Over the past year, a series of lawsuits have affected the crypto industry. Bankruptcies, liquidity problems and fraud have brought the industry under the scrutiny of regulators around the world.
Former cryptocurrency brokerage firm Voyager Digital, Alameda Research – the investment arm of FTX- and cryptocurrency exchanges Binance were among the main entities dealing with the US Securities and Exchange Commission in the fight for assets and owed funds.
As the new year rolls on, so do many of these cases. Here’s a quick summary of the current state of some of the industry’s most pressing legal battles.
It all started with the bankruptcy of Voyager
The situation around Voyager Digital began long before the FTX liquidity crisis was revealed. On July 5, 2022, the company filed for bankruptcy in an initial attempt to “return value” to over 100,000 customers who lost millions of funds at the hands of a crypto broker.
Nearly a month after filing for bankruptcy, Voyager was revealed to have “deep ties” to Alameda Research. Alamada was also Voyager’s largest shareholder, with an initial 11.56% stake in the company after two investments totaling $110 million.
Voyager’s asset auction kicked off on September 13, with some of the industry’s major players vying for their share of what was left of the company. This included companies like Binance, CrossTower, and FTX.
Related: Gensler’s approach to cryptocurrencies appears skewed as criticism mounts
In the end, the auction was won by FTX with a $1.4 billion bid for the company’s assets.
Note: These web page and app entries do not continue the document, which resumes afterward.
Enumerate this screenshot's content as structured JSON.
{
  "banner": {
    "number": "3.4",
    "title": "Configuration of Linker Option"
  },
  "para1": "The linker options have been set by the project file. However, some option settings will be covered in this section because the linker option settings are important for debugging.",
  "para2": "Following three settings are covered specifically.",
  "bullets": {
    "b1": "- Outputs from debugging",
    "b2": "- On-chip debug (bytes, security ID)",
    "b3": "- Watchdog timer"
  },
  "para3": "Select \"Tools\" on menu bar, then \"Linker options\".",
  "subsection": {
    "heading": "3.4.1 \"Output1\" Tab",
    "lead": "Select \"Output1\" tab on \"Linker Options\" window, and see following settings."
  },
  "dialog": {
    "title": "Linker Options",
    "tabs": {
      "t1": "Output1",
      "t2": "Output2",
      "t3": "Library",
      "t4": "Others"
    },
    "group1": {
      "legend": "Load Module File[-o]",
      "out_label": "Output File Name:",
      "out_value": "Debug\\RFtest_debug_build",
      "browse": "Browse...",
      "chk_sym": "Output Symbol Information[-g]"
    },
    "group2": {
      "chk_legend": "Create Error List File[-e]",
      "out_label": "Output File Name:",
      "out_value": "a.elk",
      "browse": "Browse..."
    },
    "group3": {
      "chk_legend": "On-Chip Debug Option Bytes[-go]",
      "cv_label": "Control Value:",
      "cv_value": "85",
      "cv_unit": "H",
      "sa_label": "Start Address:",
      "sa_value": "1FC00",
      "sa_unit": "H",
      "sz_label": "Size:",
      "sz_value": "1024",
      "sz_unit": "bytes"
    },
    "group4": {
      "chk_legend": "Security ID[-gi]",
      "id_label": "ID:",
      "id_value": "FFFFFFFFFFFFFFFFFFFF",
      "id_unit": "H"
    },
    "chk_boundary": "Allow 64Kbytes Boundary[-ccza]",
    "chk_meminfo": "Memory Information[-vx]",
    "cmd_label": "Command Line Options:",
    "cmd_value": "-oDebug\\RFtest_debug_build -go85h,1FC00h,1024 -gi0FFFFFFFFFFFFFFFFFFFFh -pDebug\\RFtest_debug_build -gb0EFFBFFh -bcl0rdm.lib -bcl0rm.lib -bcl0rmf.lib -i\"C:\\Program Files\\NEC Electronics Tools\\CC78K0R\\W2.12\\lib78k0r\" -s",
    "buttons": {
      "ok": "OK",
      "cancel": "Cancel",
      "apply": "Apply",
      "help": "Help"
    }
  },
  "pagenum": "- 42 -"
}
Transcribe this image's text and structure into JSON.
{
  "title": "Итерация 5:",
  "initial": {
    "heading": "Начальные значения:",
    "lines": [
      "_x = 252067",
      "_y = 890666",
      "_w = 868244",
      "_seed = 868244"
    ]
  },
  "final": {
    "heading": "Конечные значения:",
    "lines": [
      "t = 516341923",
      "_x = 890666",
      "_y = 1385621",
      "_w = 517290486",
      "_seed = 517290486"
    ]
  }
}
At the time, it was said that Voyager clients could get back 72% of their assets through an FTX deal – similar to what some people involved in the Voyager-Binance.US deal are now saying.
However, in late October, Texas prosecutors objected to the Voyager auction and began investigating FTX for potential securities breaches.
Fall of FTX
Though before any deals were finalized, the crypto industry received one of the biggest bombshells of the year when FTX, FTX US and Alameda announced their US Chapter 11 bankruptcy filings, along with the resignation of former CEO and co-founder Sam Bankman. Fried November 11.
This incident changed the trajectory of the entire industry with the dominance of companies affected by the proximity of the collapsed stock exchange.
As part of our goal of providing transparency on market events this week, the Genesis derivatives business currently has approximately $175 million in locked funds in our FTX trading account. This does not affect our market making activity.
— Genesis (@GenesisTrading) November 10, 2022
It was after the collapse of the ecosystem that the SEC began to question its oversight strategies over the crypto industry. Now FTX’s Voyager bid was off the table, and FTX itself was up for grabs as well.
Binance steps in
At the beginning of the liquidity crisis, Binance co-founder and CEO Changpeng (CZ) Zhao was the first to introduce the concept of Proof of Reserve after FTX. The exchange even toyed with the acquisition of FTX, but in the end there was no transaction.
Nevertheless, around December 19, it was revealed that Binance.US intends to acquire the assets of Voyager Digital for approximately $1 billion.
Related: The US accounting watchdog warns investors against reports confirming reserves
Soon after, on January 5, the SEC filed an objection to the Binance.US takeover, seeking to see more details of the billion-dollar deal between the two entities.
SEC basically objects that Binance US cannot have assets of this size without some unforeseen deals (probably with parentco)
Which would mean mixing up an American entity. So if Binance fights this, they risk exposure to the US… https://t.co/9wW6eRTol7
— Adam Cochran (adamscochran.eth) (@adamscochran) January 4, 2023
Although both the SEC and Texas lawmakers opposed the Binance.US deal, a survey published in court documents found that 97% of surveyed Voyager customers favored the restructuring plan.
On March 7, bankruptcy judge Michael Wiles approved the deal because he said the case could not be “frozen indefinitely” while regulators nibble on the issues. However, the next day, the ping-pong game continued as the U.S. Department of Justice filed an appeal against the approval.
Alameda returns to the stage
Meanwhile, on January 30, Alameda Research launched a $446 million lawsuit against Voyager Digital, alleging that Voyager “knowingly or recklessly” diverted customer funds to Alameda.
Following the initiation of this lawsuit on Feb. 6, Voyager’s lawyers filed a subpoena with the SBF along with Alameda CEO Caroline Ellison, FTX co-founder Gary Wang, and Ramnic Arora, head of product at FTX.
Then, on February 19, Voyager’s creditors served the SBF with a summons to appear in court for “deposition at a distance”.
On March 8, court documents revealed that Delaware bankruptcy judge John Dorsey approved Voyager Digital to set aside $445 million in light of Alameda’s lawsuit. The next day, Alameda revealed that it planned to sell its remaining shares in Sequoia Capital to an Abu Dhabi-based fund for $45 million.
The situation between these three entities in relation to US legislators and regulators is ongoing.